I’d heard talk of my annual veterinary visit. She’d put it on her calendar. And when something went on THE calendar, the one sitting on her big desk next to that big lit up screen, it is going to happen. I’m fine. Actually feeling great since they give me this pill twice a day that keeps my weight down and my energy up. Thyroid. I don’t know what it means, but my favorite visitor, Grandma who brings me treats, she takes a thyroid pill, too. And she’s full of energy.
The morning of the vet appointment had arrived. I jumped in the car ready for the visit. Shots. There was talk of shots. I sat nervously in the front seat and then jumped to the back, thinking I might be forgotten back there. Soon I knew that was not so when the window next to me went down a bit. We pulled into the parking lot, and before the windows went up, my nose tickled with a familiar scent.
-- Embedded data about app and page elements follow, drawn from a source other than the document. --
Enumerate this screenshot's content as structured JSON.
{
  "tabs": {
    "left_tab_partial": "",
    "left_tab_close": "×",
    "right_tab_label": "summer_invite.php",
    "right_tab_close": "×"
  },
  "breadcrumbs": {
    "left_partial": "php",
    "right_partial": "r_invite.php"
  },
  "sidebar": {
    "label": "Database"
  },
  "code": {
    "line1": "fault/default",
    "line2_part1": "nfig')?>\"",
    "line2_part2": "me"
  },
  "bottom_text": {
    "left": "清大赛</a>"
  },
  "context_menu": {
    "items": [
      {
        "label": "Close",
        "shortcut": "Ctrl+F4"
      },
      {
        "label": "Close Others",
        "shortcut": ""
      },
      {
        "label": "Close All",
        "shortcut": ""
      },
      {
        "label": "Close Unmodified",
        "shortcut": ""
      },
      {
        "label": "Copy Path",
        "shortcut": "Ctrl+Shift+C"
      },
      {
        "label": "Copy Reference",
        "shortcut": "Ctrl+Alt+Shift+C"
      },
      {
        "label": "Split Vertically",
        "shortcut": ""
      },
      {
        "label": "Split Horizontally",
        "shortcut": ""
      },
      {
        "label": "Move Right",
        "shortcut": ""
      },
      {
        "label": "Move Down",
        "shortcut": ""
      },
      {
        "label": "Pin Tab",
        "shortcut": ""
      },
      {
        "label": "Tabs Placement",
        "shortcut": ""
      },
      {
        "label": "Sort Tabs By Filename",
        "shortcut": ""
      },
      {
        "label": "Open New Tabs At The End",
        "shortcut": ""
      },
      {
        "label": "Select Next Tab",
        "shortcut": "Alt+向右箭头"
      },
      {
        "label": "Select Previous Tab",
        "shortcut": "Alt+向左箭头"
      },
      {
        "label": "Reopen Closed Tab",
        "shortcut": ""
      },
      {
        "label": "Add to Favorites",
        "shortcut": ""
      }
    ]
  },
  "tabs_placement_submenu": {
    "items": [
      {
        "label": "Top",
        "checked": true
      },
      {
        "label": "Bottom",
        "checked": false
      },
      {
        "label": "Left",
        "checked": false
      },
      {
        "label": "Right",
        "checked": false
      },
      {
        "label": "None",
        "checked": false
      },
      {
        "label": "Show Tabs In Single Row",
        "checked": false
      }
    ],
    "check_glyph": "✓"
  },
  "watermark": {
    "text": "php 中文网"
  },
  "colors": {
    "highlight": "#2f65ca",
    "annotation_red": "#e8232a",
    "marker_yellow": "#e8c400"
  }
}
I got out of the car and took in more of the scents. NO. No I did not want to go in that building. Death had arrived. I did not want to be there. Death lingered near that familiar scent. Pushing and pulling, I finally went in, but my nerves were so bad I couldn’t sit still. I shivered and panted. Told to calm down, patted, and hugged, nothing helped. Fear consumed me. Something in that backroom held a familiar scent, and Death shrouded over it. I considered barking and making a big deal, but I preferred to leave. When a cat arrived, I pretended to want to chase it thinking I could then bolt out the door. Instead, the leash tightened.
A nurse came out and sweetly said my name. Prompted to move, I stood firm. Practically carried into the room for the doctor to give me my physical, I panted heavily and shook non-stop. Closer now, the familiar scent grew stronger.
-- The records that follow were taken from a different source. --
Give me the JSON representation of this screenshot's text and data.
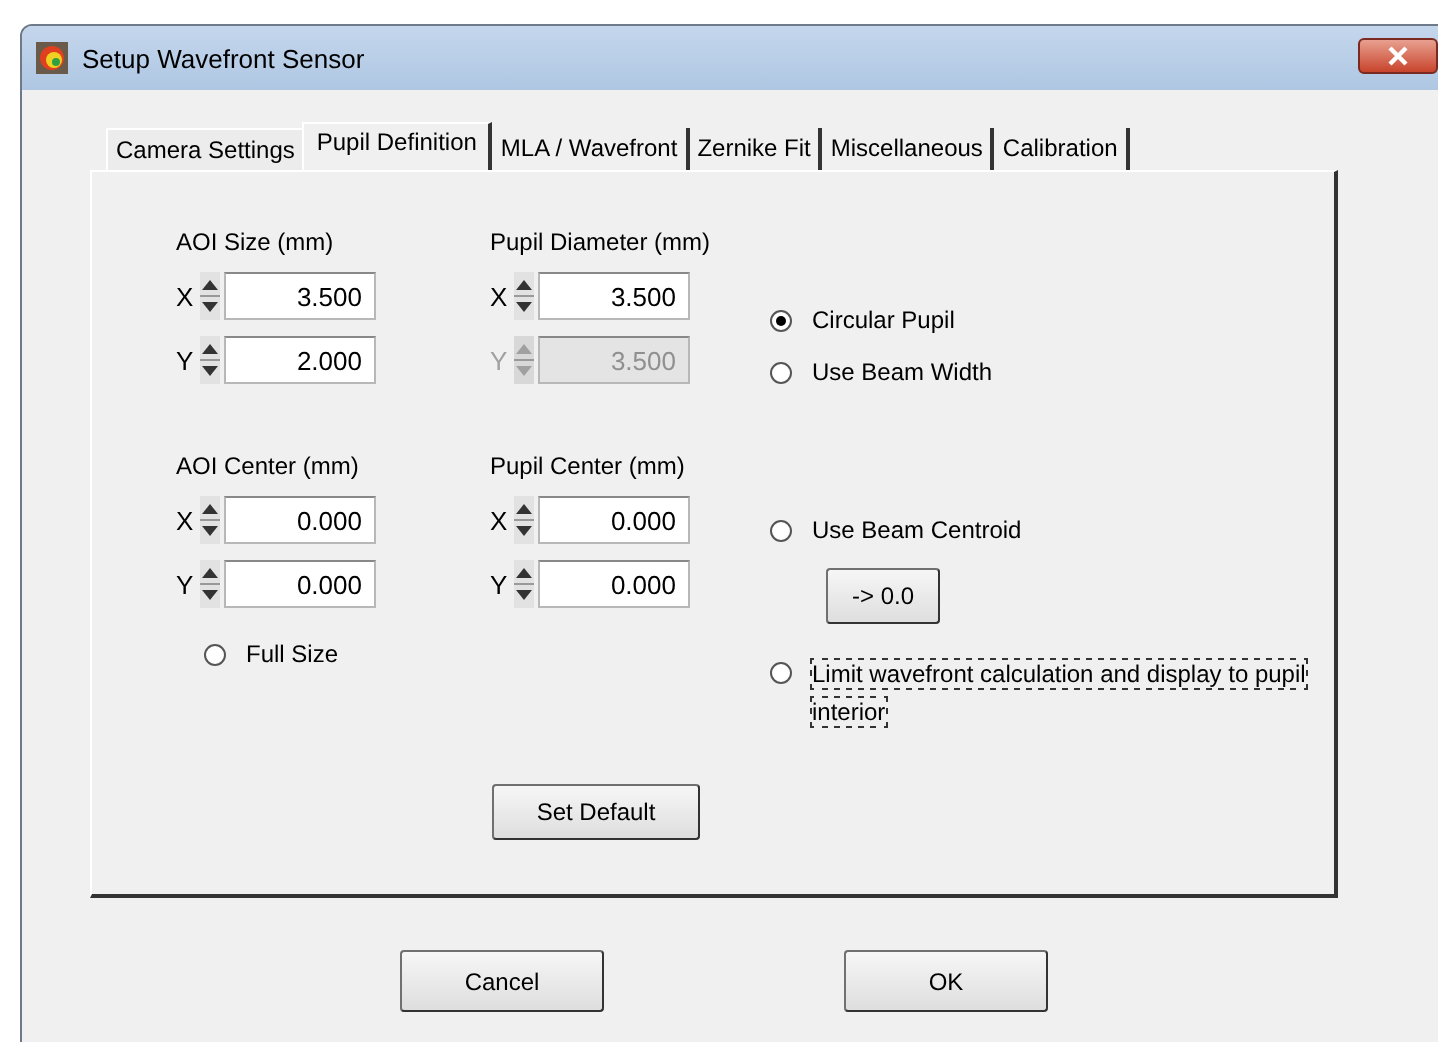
{
  "window": {
    "title": "Setup Wavefront Sensor"
  },
  "tabs": [
    {
      "label": "Camera Settings",
      "selected": false
    },
    {
      "label": "Pupil Definition",
      "selected": true
    },
    {
      "label": "MLA / Wavefront",
      "selected": false
    },
    {
      "label": "Zernike Fit",
      "selected": false
    },
    {
      "label": "Miscellaneous",
      "selected": false
    },
    {
      "label": "Calibration",
      "selected": false
    }
  ],
  "groups": [
    {
      "title": "AOI Size (mm)",
      "fields": [
        {
          "axis": "X",
          "value": "3.500",
          "disabled": false
        },
        {
          "axis": "Y",
          "value": "2.000",
          "disabled": false
        }
      ]
    },
    {
      "title": "Pupil Diameter (mm)",
      "fields": [
        {
          "axis": "X",
          "value": "3.500",
          "disabled": false
        },
        {
          "axis": "Y",
          "value": "3.500",
          "disabled": true
        }
      ]
    },
    {
      "title": "AOI Center (mm)",
      "fields": [
        {
          "axis": "X",
          "value": "0.000",
          "disabled": false
        },
        {
          "axis": "Y",
          "value": "0.000",
          "disabled": false
        }
      ]
    },
    {
      "title": "Pupil Center (mm)",
      "fields": [
        {
          "axis": "X",
          "value": "0.000",
          "disabled": false
        },
        {
          "axis": "Y",
          "value": "0.000",
          "disabled": false
        }
      ]
    }
  ],
  "full_size_option": {
    "label": "Full Size",
    "selected": false
  },
  "pupil_options": [
    {
      "label": "Circular Pupil",
      "selected": true
    },
    {
      "label": "Use Beam Width",
      "selected": false
    }
  ],
  "centroid_option": {
    "label": "Use Beam Centroid",
    "selected": false
  },
  "zero_button": "-> 0.0",
  "limit_option": {
    "label": "Limit wavefront calculation and display to pupil interior",
    "selected": false
  },
  "set_default_button": "Set Default",
  "buttons": [
    "Cancel",
    "OK"
  ]
}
“What’s wrong with you, Pebbles?” my owner and dearest being asked. “I’ve never seen you like this,” she said, patting me. “Calm down,” she held my face.
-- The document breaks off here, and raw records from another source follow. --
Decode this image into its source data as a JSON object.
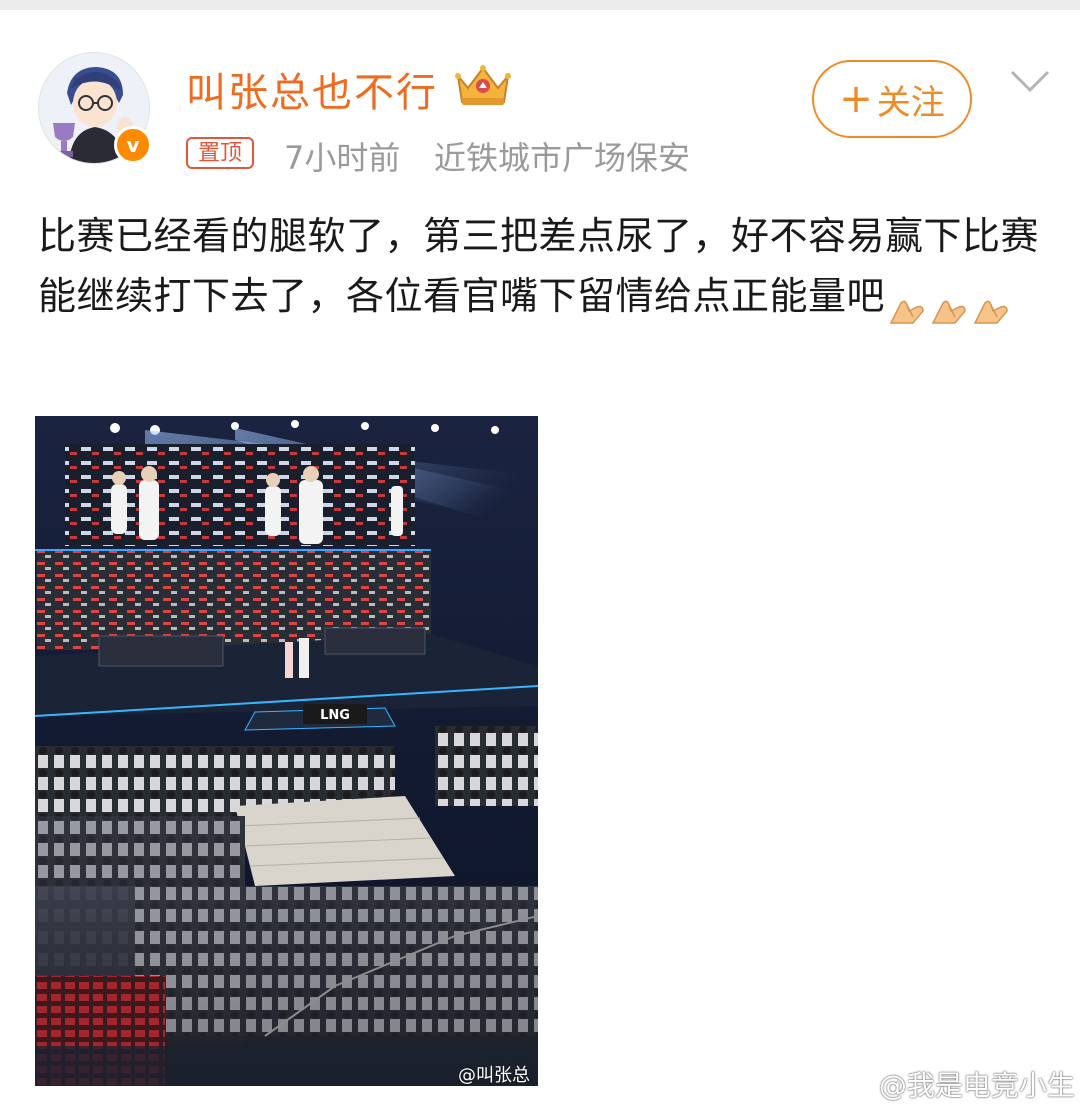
{
  "post": {
    "username": "叫张总也不行",
    "pinned_label": "置顶",
    "time": "7小时前",
    "source": "近铁城市广场保安",
    "follow_label": "关注",
    "follow_plus": "+",
    "verified_badge": "v",
    "text_main": "比赛已经看的腿软了，第三把差点尿了，好不容易赢下比赛能继续打下去了，各位看官嘴下留情给点正能量吧",
    "emoji": [
      "pray-hands",
      "pray-hands",
      "pray-hands"
    ]
  },
  "photo": {
    "watermark": "@叫张总",
    "stage_logo": "LNG"
  },
  "page_watermark": "@我是电竞小生",
  "colors": {
    "username": "#f06a1f",
    "follow": "#f08a24",
    "pinned": "#e0573a",
    "meta": "#9a9a9a",
    "verified": "#ff8a00"
  },
  "icons": [
    "crown-badge-icon",
    "chevron-down-icon",
    "verified-icon",
    "weibo-icon"
  ]
}
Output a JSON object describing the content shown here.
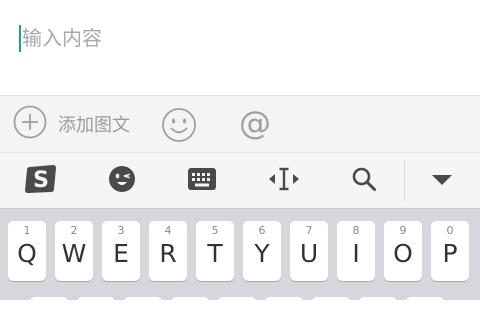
{
  "composer": {
    "placeholder": "输入内容"
  },
  "attach_bar": {
    "add_label": "添加图文"
  },
  "ime_toolbar": {
    "tools": [
      "sogou-logo",
      "emoji",
      "keyboard",
      "cursor-move",
      "search",
      "collapse"
    ]
  },
  "keyboard": {
    "row1": [
      {
        "num": "1",
        "ch": "Q"
      },
      {
        "num": "2",
        "ch": "W"
      },
      {
        "num": "3",
        "ch": "E"
      },
      {
        "num": "4",
        "ch": "R"
      },
      {
        "num": "5",
        "ch": "T"
      },
      {
        "num": "6",
        "ch": "Y"
      },
      {
        "num": "7",
        "ch": "U"
      },
      {
        "num": "8",
        "ch": "I"
      },
      {
        "num": "9",
        "ch": "O"
      },
      {
        "num": "0",
        "ch": "P"
      }
    ]
  },
  "colors": {
    "caret": "#1ba08f",
    "toolbar_icon": "#9b9b9b",
    "ime_icon": "#555555",
    "keyboard_bg": "#d6d7dc"
  }
}
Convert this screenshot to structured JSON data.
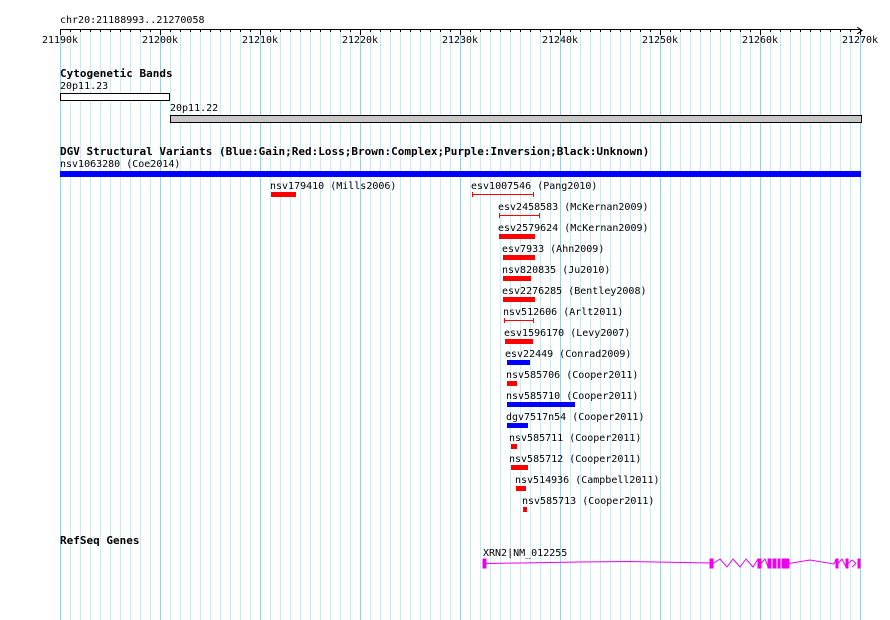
{
  "ruler": {
    "position_label": "chr20:21188993..21270058",
    "ticks": [
      "21190k",
      "21200k",
      "21210k",
      "21220k",
      "21230k",
      "21240k",
      "21250k",
      "21260k",
      "21270k"
    ]
  },
  "cytoband": {
    "title": "Cytogenetic Bands",
    "bands": [
      "20p11.23",
      "20p11.22"
    ]
  },
  "dgv": {
    "title": "DGV Structural Variants (Blue:Gain;Red:Loss;Brown:Complex;Purple:Inversion;Black:Unknown)",
    "colors": {
      "gain": "#0000ff",
      "loss": "#ff0000"
    },
    "variants": [
      "nsv1063280 (Coe2014)",
      "nsv179410 (Mills2006)",
      "esv1007546 (Pang2010)",
      "esv2458583 (McKernan2009)",
      "esv2579624 (McKernan2009)",
      "esv7933 (Ahn2009)",
      "nsv820835 (Ju2010)",
      "esv2276285 (Bentley2008)",
      "nsv512606 (Arlt2011)",
      "esv1596170 (Levy2007)",
      "esv22449 (Conrad2009)",
      "nsv585706 (Cooper2011)",
      "nsv585710 (Cooper2011)",
      "dgv7517n54 (Cooper2011)",
      "nsv585711 (Cooper2011)",
      "nsv585712 (Cooper2011)",
      "nsv514936 (Campbell2011)",
      "nsv585713 (Cooper2011)"
    ]
  },
  "refseq": {
    "title": "RefSeq Genes",
    "gene_label": "XRN2|NM_012255",
    "color": "#ee00ee"
  }
}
If I could cry the tears would’ve been there. If I could speak, the words would’ve been heard. All I could do is shake, pant, and look at the door with the hope of escaping.
The vet arrived. Her voice sweet and caring, she coaxed me over to her. Next, I was placed on the slippery, shiny platform and weighed. My weight is good, the vet had said. Trying for a heartbeat, my owner had to hold me. “I’m sorry. I’ve never seen her this upset. Maybe it’s because she’s getting older.” The vet managed, though I can’t imagine how, ‘cause I thought once my heart leaped out of my skin. SHOTS. Here come the shots. I didn’t care. Shots were nothing compared to what was going on behind that door to the back room. Shots meant I’d have a chance at a healthier life. And Death was behind that door.
“She’s taking these shots great,” the vet said. “Her teeth look really good.”
My owner took me off the platform and hugged me. “Pebbles, hear that? You have healthy teeth. That means you’re a healthy girl.”
Though my heart was pounding loudly, I did hear and more than that I saw in her eyes the love and happiness she had at that moment. For a second, I forgot why I’d been in such a state of shattered nerves.
“Come on, lets get those nails cut,” the vet said.
Nails cut. I’d have to go in that back room. I sat and refused to move my 61-pound body.
“Pebbles, you’re just getting your nails trimmed,” my owner said. Her voice sharpened. “Come on, let’s go.” She pulled, but I did not budge.
No. I couldn’t go back there. I’m sorry. I wish it weren’t so. Truly I do, but I can’t stand to see and… I’d been pushed, and the door closed quickly behind me. Lowering my head, I wished my keen sense of smell would diminish just for the few minutes it took to get my nails trimmed. I looked away. The nurse held my head and talked to me. I didn’t listen. I wanted to be done.
My heart faltered, Death flew past me and stopped where my sibling lay. Yes, the familiar scent was that of my sister from the same litter our mom bore just over nine years ago. She’d been the one Death came for behind the door. I barked. At first I wanted Death to leave her be, but I heard the talk. That she’d been in pain. Her organs shut down, and nothing could be done. I barked again, saying goodbye and wishing her a safe trot over the bridge to doggie heaven.
I returned to my owner, calmer.
“Happy to have those nails cut,” she said.
After paying we walked out and she turned to hold the door for my litter sibling’s owner. A young man with tears in his eyes and a leash wrapped in his hand. I took in her scent, knowing she’d gone peacefully and now trotted aimlessly full of joy across a great field, one that never ended.
My owner knew. “Awe, you’re sister, Tippy, didn’t make it. But she’s not in pain any more and is where she needs to be.”
I wagged my tail. She hugged me. On the drive home, I stuck my head out the window and looked up to the sky, taking in the fresh air for me and Tippy.
*Footnote: This story, though told through my dog, Pebbles’, point of view, is based on fact. My heart goes out to Tippy’s family over their loss.